Leeds-based Sunflower Thieves keep it simple. You don’t need to reach for lofty concepts and experimentation when you have vocal harmonies as beguiling as this duo provide. There is something reassuringly familiar in their pop-folk tunes, which are delivered live as pristinely as they are on any recording.
Exisiting on the noisier end of the indie-pop spectrum (“indie-pop” in the classic sense, not the desperate industry attempt to make some pop acts seem cool and credible) Seazoo pull that wonderful Welsh band trick of running classic pop melody through with weirdness. If you like Super Furry Animals, you’re going to like this.
Wakefield five-piece Mi Mye is quite something! Whether they are doing quirky indie-pop, DIY electronic-pop or folk it is all infused with a captivating charm. Going through their catalogue they can sound like Helen Love, Grandaddy or Arab Strap – yes really?
Canadian-English duo make electro-punk in the vein of Peaches and Le Tigre. Their tunes explode in a flash of big beats, dirty bass and sleazy riffs with near spoken fuck-you manifestos. Their videos are surrealist, zeon pictures from a broken mind. Who doesn’t want to be in a room with that?

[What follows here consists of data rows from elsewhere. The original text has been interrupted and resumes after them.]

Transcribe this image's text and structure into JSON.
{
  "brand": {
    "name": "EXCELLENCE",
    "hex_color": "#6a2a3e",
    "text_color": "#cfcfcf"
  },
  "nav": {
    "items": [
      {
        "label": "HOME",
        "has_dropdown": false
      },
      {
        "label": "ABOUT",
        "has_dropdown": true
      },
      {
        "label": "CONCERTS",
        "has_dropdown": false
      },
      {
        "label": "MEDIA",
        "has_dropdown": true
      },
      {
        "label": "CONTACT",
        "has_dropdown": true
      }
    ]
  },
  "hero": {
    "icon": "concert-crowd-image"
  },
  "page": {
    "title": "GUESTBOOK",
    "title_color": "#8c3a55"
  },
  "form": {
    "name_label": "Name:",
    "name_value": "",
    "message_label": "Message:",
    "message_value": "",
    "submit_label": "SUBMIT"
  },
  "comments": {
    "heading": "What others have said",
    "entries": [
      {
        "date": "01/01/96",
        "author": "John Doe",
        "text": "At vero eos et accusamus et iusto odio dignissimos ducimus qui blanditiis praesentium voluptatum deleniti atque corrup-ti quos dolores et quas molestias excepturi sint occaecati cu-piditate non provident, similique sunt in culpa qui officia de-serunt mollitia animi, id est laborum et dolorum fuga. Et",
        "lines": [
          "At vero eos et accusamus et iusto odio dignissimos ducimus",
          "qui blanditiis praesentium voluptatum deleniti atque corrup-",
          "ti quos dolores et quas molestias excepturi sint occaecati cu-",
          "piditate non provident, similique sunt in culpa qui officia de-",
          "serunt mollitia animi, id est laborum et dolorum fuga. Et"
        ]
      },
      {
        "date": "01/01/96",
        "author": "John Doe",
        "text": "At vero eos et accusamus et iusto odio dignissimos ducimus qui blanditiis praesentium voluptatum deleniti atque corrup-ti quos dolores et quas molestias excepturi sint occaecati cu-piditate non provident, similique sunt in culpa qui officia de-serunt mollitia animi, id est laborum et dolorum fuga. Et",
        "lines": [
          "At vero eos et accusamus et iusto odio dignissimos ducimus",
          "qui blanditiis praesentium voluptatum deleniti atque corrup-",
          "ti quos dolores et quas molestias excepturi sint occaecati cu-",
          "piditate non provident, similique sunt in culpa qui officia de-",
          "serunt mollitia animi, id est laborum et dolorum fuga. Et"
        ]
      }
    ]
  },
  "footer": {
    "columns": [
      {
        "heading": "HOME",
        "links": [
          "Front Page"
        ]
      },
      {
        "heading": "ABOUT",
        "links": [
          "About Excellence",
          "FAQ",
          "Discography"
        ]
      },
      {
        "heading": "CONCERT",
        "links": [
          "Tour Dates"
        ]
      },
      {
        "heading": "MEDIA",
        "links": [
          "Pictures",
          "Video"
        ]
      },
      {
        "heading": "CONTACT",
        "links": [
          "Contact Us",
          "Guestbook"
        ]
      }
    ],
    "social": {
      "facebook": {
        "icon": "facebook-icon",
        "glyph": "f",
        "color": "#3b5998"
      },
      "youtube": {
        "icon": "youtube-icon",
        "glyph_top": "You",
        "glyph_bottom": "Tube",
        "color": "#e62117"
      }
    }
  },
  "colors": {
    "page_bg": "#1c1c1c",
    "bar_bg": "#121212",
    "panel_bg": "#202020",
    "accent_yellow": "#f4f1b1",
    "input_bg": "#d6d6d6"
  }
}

Tyneside fuzz-rock lot Pit Pony know their way round an anthemic rock tune, but they drown it in reverb and distortion. Not that this detracts from singer Jackie Purver’s soulful, powerful vocals. They have an album on the way in July, all the singles from it have been MASSIVE and they are getting a reputation as a live band that runs on pure adrenaline. Get your alt-rock fix here.
There is loads of other amazing music on at Long Division, but these definitely put the argument that women aren’t making music good enough to headline festivals to bed! See you at the front in sunny Wakefield!